EXERCISE → Below are the records. List every line holding the word "subtitle".

[Website and app data records]

=====

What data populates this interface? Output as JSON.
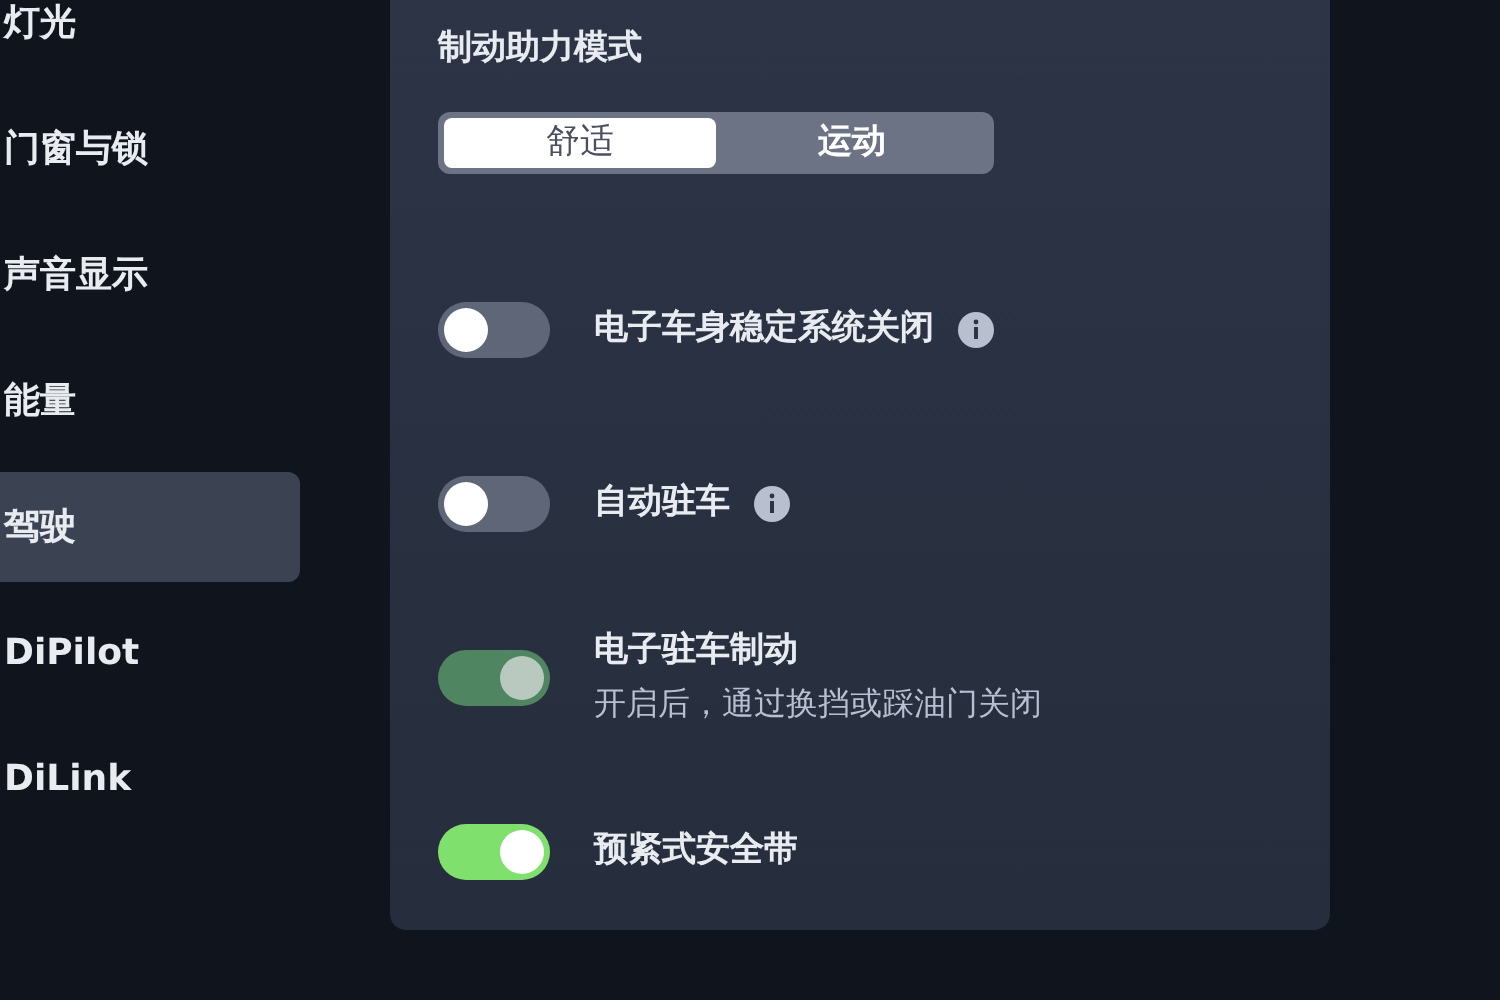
{
  "sidebar": {
    "items": [
      {
        "label": "灯光",
        "selected": false
      },
      {
        "label": "门窗与锁",
        "selected": false
      },
      {
        "label": "声音显示",
        "selected": false
      },
      {
        "label": "能量",
        "selected": false
      },
      {
        "label": "驾驶",
        "selected": true
      },
      {
        "label": "DiPilot",
        "selected": false
      },
      {
        "label": "DiLink",
        "selected": false
      }
    ]
  },
  "panel": {
    "title": "制动助力模式",
    "segments": [
      {
        "label": "舒适",
        "selected": true
      },
      {
        "label": "运动",
        "selected": false
      }
    ],
    "settings": [
      {
        "label": "电子车身稳定系统关闭",
        "on": false,
        "disabled": false,
        "info": true
      },
      {
        "label": "自动驻车",
        "on": false,
        "disabled": false,
        "info": true
      },
      {
        "label": "电子驻车制动",
        "subtitle": "开启后，通过换挡或踩油门关闭",
        "on": true,
        "disabled": true,
        "info": false
      },
      {
        "label": "预紧式安全带",
        "on": true,
        "disabled": false,
        "info": false
      }
    ]
  }
}
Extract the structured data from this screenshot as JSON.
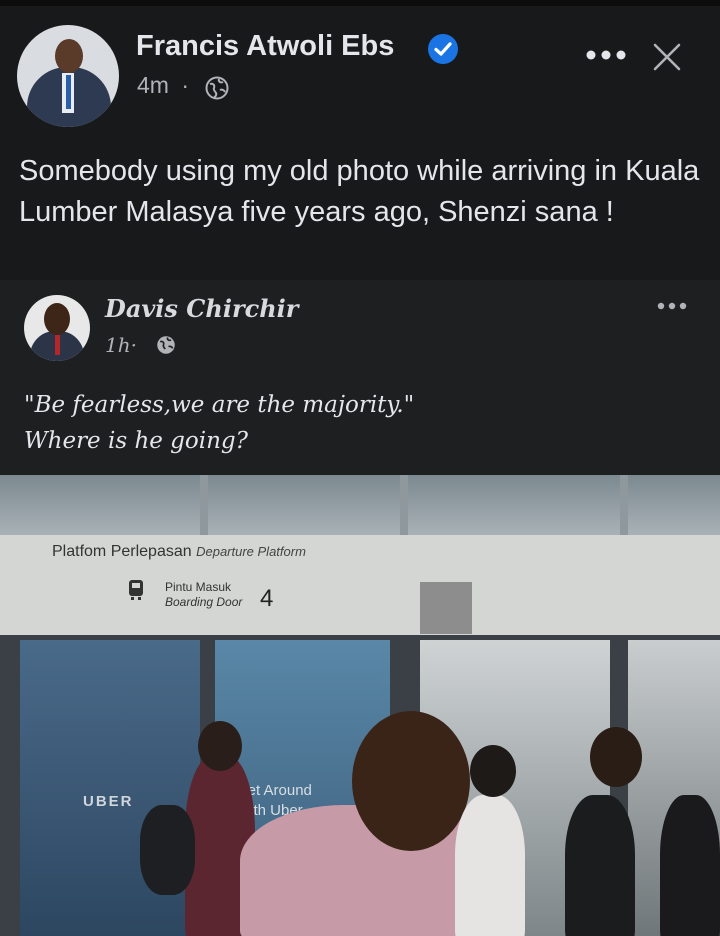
{
  "post": {
    "author": "Francis Atwoli Ebs",
    "time": "4m",
    "separator": "·",
    "text": "Somebody using my old photo while arriving in Kuala Lumber Malasya five years ago, Shenzi sana !"
  },
  "shared_post": {
    "author": "Davis Chirchir",
    "time": "1h·",
    "quote": "\"Be fearless,we are the majority.\"",
    "caption": "Where is he going?"
  },
  "photo": {
    "sign_line1": "Platfom Perlepasan",
    "sign_line1_en": "Departure Platform",
    "sign_door_ms": "Pintu Masuk",
    "sign_door_en": "Boarding Door",
    "door_number": "4",
    "ad_brand": "UBER",
    "ad_text_1": "Get Around",
    "ad_text_2": "With Uber"
  },
  "icons": {
    "verified": "verified-badge-icon",
    "globe": "globe-icon",
    "more": "more-options-icon",
    "close": "close-icon"
  },
  "colors": {
    "background": "#18191a",
    "verified_blue": "#1b74e4",
    "secondary_text": "#b0b3b8"
  }
}
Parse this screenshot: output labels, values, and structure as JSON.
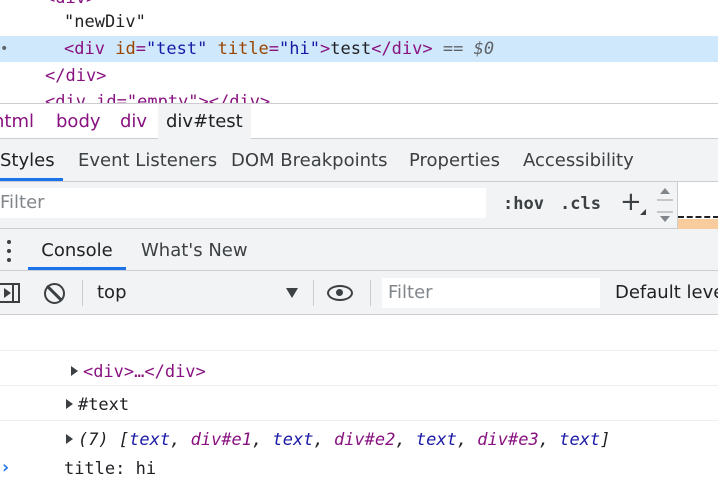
{
  "elements_tree": {
    "line_top_partial": "<div>",
    "text_node": "\"newDiv\"",
    "selected": {
      "open": "<div",
      "attr1_name": "id",
      "attr1_value": "\"test\"",
      "attr2_name": "title",
      "attr2_value": "\"hi\"",
      "gt": ">",
      "content": "test",
      "close": "</div>",
      "marker": "== $0"
    },
    "close_div": "</div>",
    "partial_next": "<div id=\"empty\"></div>"
  },
  "breadcrumbs": [
    "html",
    "body",
    "div",
    "div#test"
  ],
  "sidebar_tabs": [
    "Styles",
    "Event Listeners",
    "DOM Breakpoints",
    "Properties",
    "Accessibility"
  ],
  "styles_filter": {
    "placeholder": "Filter",
    "hov": ":hov",
    "cls": ".cls",
    "add": "+"
  },
  "drawer_tabs": [
    "Console",
    "What's New"
  ],
  "console_toolbar": {
    "context": "top",
    "filter_placeholder": "Filter",
    "levels": "Default levels"
  },
  "console_messages": [
    {
      "kind": "element",
      "text": "<div>…</div>"
    },
    {
      "kind": "node",
      "text": "#text"
    },
    {
      "kind": "array",
      "count": "(7)",
      "items": [
        "text",
        "div#e1",
        "text",
        "div#e2",
        "text",
        "div#e3",
        "text"
      ]
    },
    {
      "kind": "log",
      "text": "title: hi"
    }
  ],
  "prompt": "›",
  "colors": {
    "tag": "#881280",
    "attr_name": "#994500",
    "attr_value": "#1a1aa6",
    "selection": "#cfe8fc",
    "accent": "#1a73e8"
  }
}
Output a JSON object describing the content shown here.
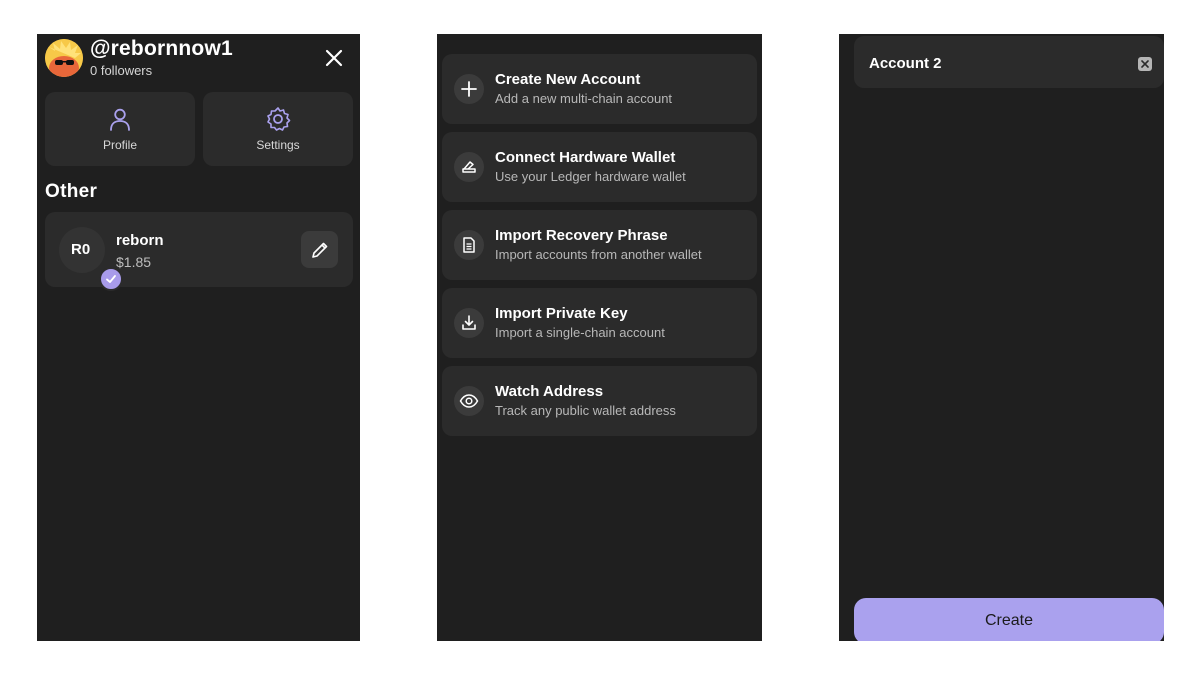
{
  "colors": {
    "panel_bg": "#1f1f1f",
    "card_bg": "#2b2b2b",
    "accent": "#aaa1ee",
    "text_primary": "#ffffff",
    "text_secondary": "#b8b8b8"
  },
  "profile_panel": {
    "username": "@rebornnow1",
    "followers": "0 followers",
    "close_icon": "close-icon",
    "tiles": [
      {
        "label": "Profile",
        "icon": "user-icon"
      },
      {
        "label": "Settings",
        "icon": "gear-icon"
      }
    ],
    "section_title": "Other",
    "account": {
      "initials": "R0",
      "name": "reborn",
      "balance": "$1.85",
      "edit_icon": "pencil-icon"
    }
  },
  "add_account_panel": {
    "options": [
      {
        "title": "Create New Account",
        "subtitle": "Add a new multi-chain account",
        "icon": "plus-icon"
      },
      {
        "title": "Connect Hardware Wallet",
        "subtitle": "Use your Ledger hardware wallet",
        "icon": "hardware-wallet-icon"
      },
      {
        "title": "Import Recovery Phrase",
        "subtitle": "Import accounts from another wallet",
        "icon": "document-icon"
      },
      {
        "title": "Import Private Key",
        "subtitle": "Import a single-chain account",
        "icon": "download-icon"
      },
      {
        "title": "Watch Address",
        "subtitle": "Track any public wallet address",
        "icon": "eye-icon"
      }
    ]
  },
  "create_panel": {
    "account_name_value": "Account 2",
    "clear_icon": "clear-icon",
    "create_label": "Create"
  }
}
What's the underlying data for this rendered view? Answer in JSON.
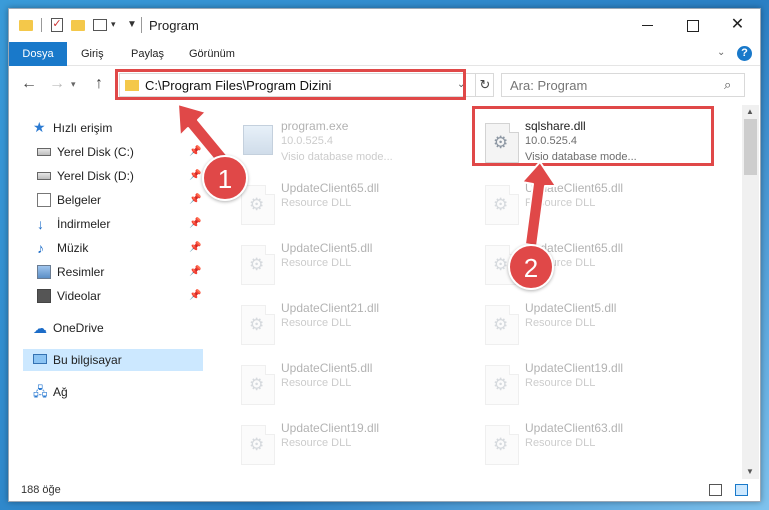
{
  "window": {
    "title": "Program",
    "controls": {
      "minimize": "minimize",
      "maximize": "maximize",
      "close": "✕"
    }
  },
  "ribbon": {
    "tabs": [
      "Dosya",
      "Giriş",
      "Paylaş",
      "Görünüm"
    ],
    "help": "?"
  },
  "address": {
    "path": "C:\\Program Files\\Program Dizini",
    "search_placeholder": "Ara: Program"
  },
  "nav": {
    "quick_access": "Hızlı erişim",
    "items": [
      {
        "label": "Yerel Disk (C:)",
        "icon": "drive-icon",
        "pinned": true
      },
      {
        "label": "Yerel Disk (D:)",
        "icon": "drive-icon",
        "pinned": true
      },
      {
        "label": "Belgeler",
        "icon": "documents-icon",
        "pinned": true
      },
      {
        "label": "İndirmeler",
        "icon": "downloads-icon",
        "pinned": true
      },
      {
        "label": "Müzik",
        "icon": "music-icon",
        "pinned": true
      },
      {
        "label": "Resimler",
        "icon": "pictures-icon",
        "pinned": true
      },
      {
        "label": "Videolar",
        "icon": "videos-icon",
        "pinned": true
      }
    ],
    "onedrive": "OneDrive",
    "this_pc": "Bu bilgisayar",
    "network": "Ağ"
  },
  "files": [
    {
      "name": "program.exe",
      "line2": "10.0.525.4",
      "line3": "Visio database mode...",
      "faded": true
    },
    {
      "name": "sqlshare.dll",
      "line2": "10.0.525.4",
      "line3": "Visio database mode...",
      "faded": false
    },
    {
      "name": "UpdateClient65.dll",
      "line2": "Resource DLL",
      "faded": true
    },
    {
      "name": "UpdateClient65.dll",
      "line2": "Resource DLL",
      "faded": true
    },
    {
      "name": "UpdateClient5.dll",
      "line2": "Resource DLL",
      "faded": true
    },
    {
      "name": "UpdateClient65.dll",
      "line2": "Resource DLL",
      "faded": true
    },
    {
      "name": "UpdateClient21.dll",
      "line2": "Resource DLL",
      "faded": true
    },
    {
      "name": "UpdateClient5.dll",
      "line2": "Resource DLL",
      "faded": true
    },
    {
      "name": "UpdateClient5.dll",
      "line2": "Resource DLL",
      "faded": true
    },
    {
      "name": "UpdateClient19.dll",
      "line2": "Resource DLL",
      "faded": true
    },
    {
      "name": "UpdateClient19.dll",
      "line2": "Resource DLL",
      "faded": true
    },
    {
      "name": "UpdateClient63.dll",
      "line2": "Resource DLL",
      "faded": true
    }
  ],
  "status": {
    "count": "188 öğe"
  },
  "annotations": {
    "step1": "1",
    "step2": "2",
    "color": "#e04848"
  }
}
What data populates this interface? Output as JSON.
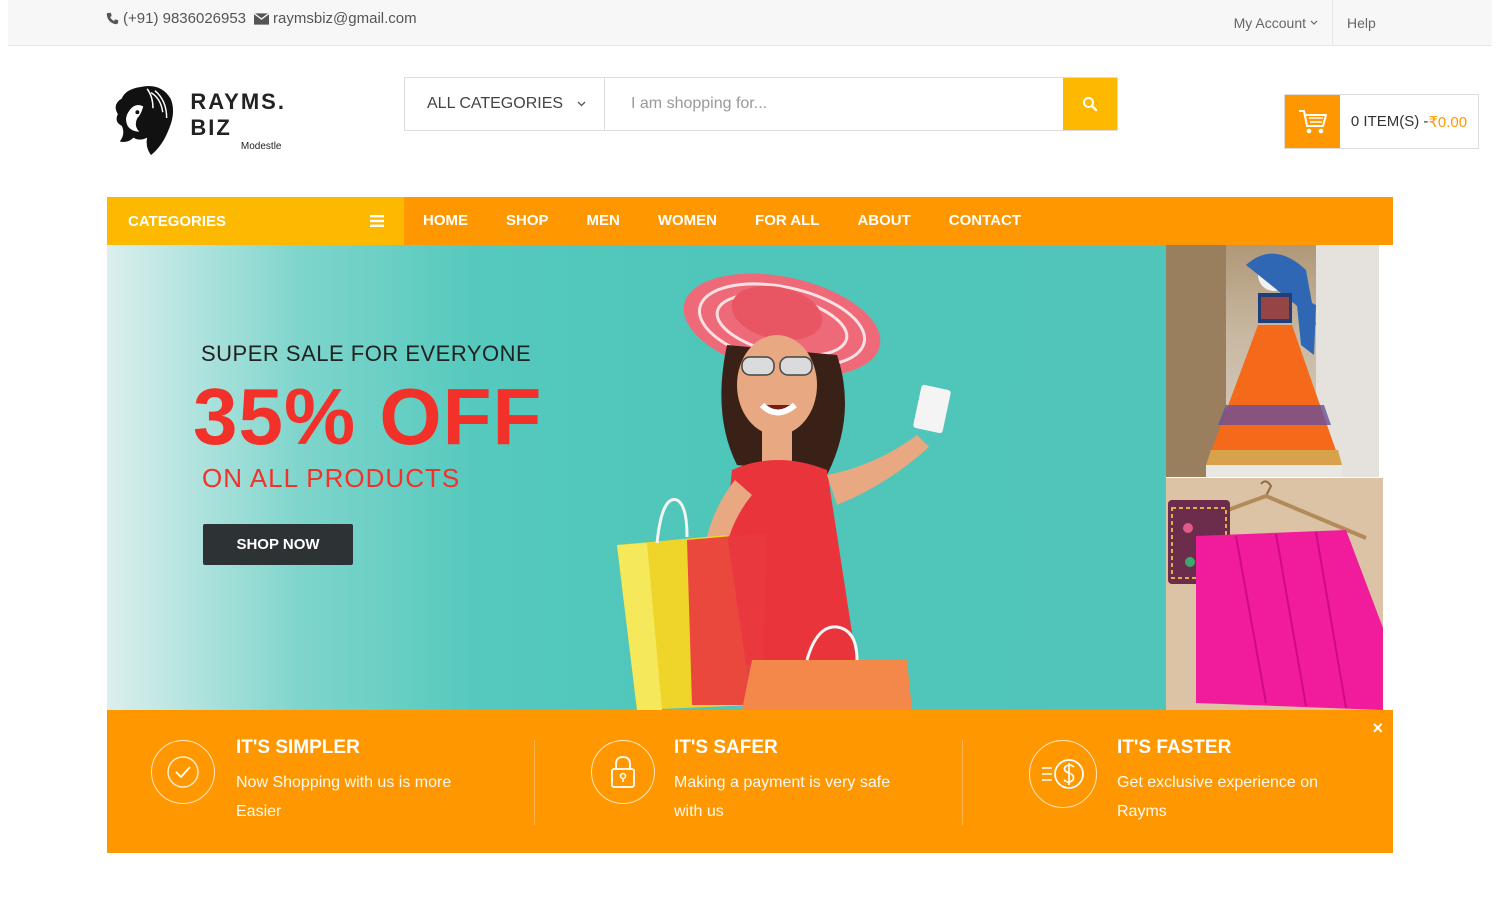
{
  "topbar": {
    "phone": "(+91) 9836026953",
    "email": "raymsbiz@gmail.com",
    "account_label": "My Account",
    "help_label": "Help"
  },
  "logo": {
    "name": "RAYMS. BIZ",
    "tagline": "Modestle"
  },
  "search": {
    "category": "ALL CATEGORIES",
    "placeholder": "I am shopping for..."
  },
  "cart": {
    "items_label": "0 ITEM(S) - ",
    "price": "₹0.00"
  },
  "nav": {
    "categories_label": "CATEGORIES",
    "items": [
      "HOME",
      "SHOP",
      "MEN",
      "WOMEN",
      "FOR ALL",
      "ABOUT",
      "CONTACT"
    ]
  },
  "banner": {
    "kicker": "SUPER SALE FOR EVERYONE",
    "headline": "35% OFF",
    "subline": "ON ALL PRODUCTS",
    "cta": "SHOP NOW"
  },
  "features": [
    {
      "icon": "check-circle-icon",
      "title": "IT'S SIMPLER",
      "desc": "Now Shopping with us is more Easier"
    },
    {
      "icon": "lock-icon",
      "title": "IT'S SAFER",
      "desc": "Making a payment is very safe with us"
    },
    {
      "icon": "dollar-icon",
      "title": "IT'S FASTER",
      "desc": "Get exclusive experience on Rayms"
    }
  ],
  "features_close": "×",
  "colors": {
    "accent_orange": "#ff9800",
    "accent_yellow": "#fcb900",
    "sale_red": "#f2312a",
    "banner_teal": "#4ec6b9"
  }
}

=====

YOUR RESPONSE →
        "subtitle": "开启后，通过换挡或踩油门关闭",
        "subtitle": "Add a new multi-chain account",
        "subtitle": "Use your Ledger hardware wallet",
        "subtitle": "Import accounts from another wallet",
        "subtitle": "Import a single-chain account",
        "subtitle": "Track any public wallet address",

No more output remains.